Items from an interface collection

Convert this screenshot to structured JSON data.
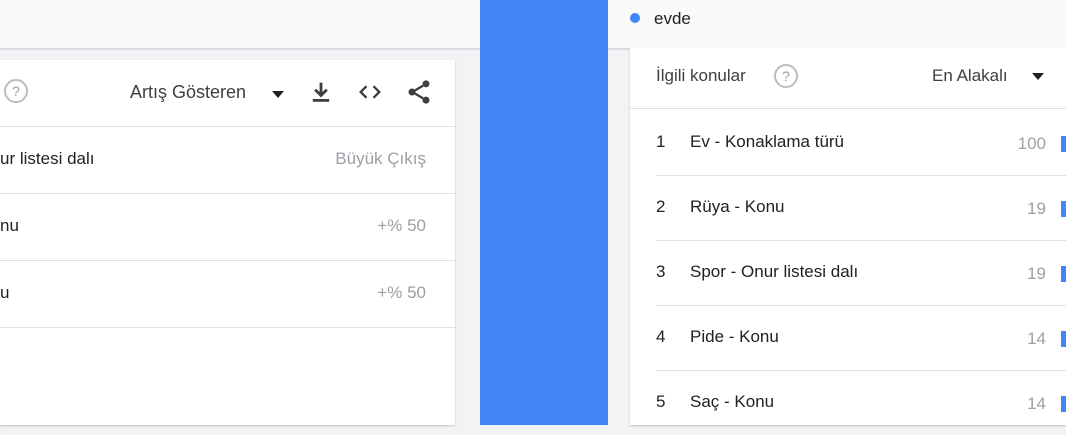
{
  "left_panel": {
    "help_symbol": "?",
    "sort_label": "Artış Gösteren",
    "icons": [
      "download-icon",
      "embed-code-icon",
      "share-icon"
    ],
    "rows": [
      {
        "label": "ur listesi dalı",
        "value": "Büyük Çıkış"
      },
      {
        "label": "nu",
        "value": "+% 50"
      },
      {
        "label": "u",
        "value": "+% 50"
      }
    ]
  },
  "right_panel": {
    "legend_term": "evde",
    "legend_color": "#4285f4",
    "title": "İlgili konular",
    "help_symbol": "?",
    "sort_label": "En Alakalı",
    "rows": [
      {
        "rank": "1",
        "topic": "Ev - Konaklama türü",
        "score": "100"
      },
      {
        "rank": "2",
        "topic": "Rüya - Konu",
        "score": "19"
      },
      {
        "rank": "3",
        "topic": "Spor - Onur listesi dalı",
        "score": "19"
      },
      {
        "rank": "4",
        "topic": "Pide - Konu",
        "score": "14"
      },
      {
        "rank": "5",
        "topic": "Saç - Konu",
        "score": "14"
      }
    ]
  },
  "colors": {
    "accent": "#4285f4",
    "divider": "#4285f4"
  }
}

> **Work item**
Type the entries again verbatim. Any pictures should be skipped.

> **Reply to the exercise**
Convert this screenshot to structured JSON data.
{
  "left_panel": {
    "help_symbol": "?",
    "sort_label": "Artış Gösteren",
    "icons": [
      "download-icon",
      "embed-code-icon",
      "share-icon"
    ],
    "rows": [
      {
        "label": "ur listesi dalı",
        "value": "Büyük Çıkış"
      },
      {
        "label": "nu",
        "value": "+% 50"
      },
      {
        "label": "u",
        "value": "+% 50"
      }
    ]
  },
  "right_panel": {
    "legend_term": "evde",
    "legend_color": "#4285f4",
    "title": "İlgili konular",
    "help_symbol": "?",
    "sort_label": "En Alakalı",
    "rows": [
      {
        "rank": "1",
        "topic": "Ev - Konaklama türü",
        "score": "100"
      },
      {
        "rank": "2",
        "topic": "Rüya - Konu",
        "score": "19"
      },
      {
        "rank": "3",
        "topic": "Spor - Onur listesi dalı",
        "score": "19"
      },
      {
        "rank": "4",
        "topic": "Pide - Konu",
        "score": "14"
      },
      {
        "rank": "5",
        "topic": "Saç - Konu",
        "score": "14"
      }
    ]
  },
  "colors": {
    "accent": "#4285f4",
    "divider": "#4285f4"
  }
}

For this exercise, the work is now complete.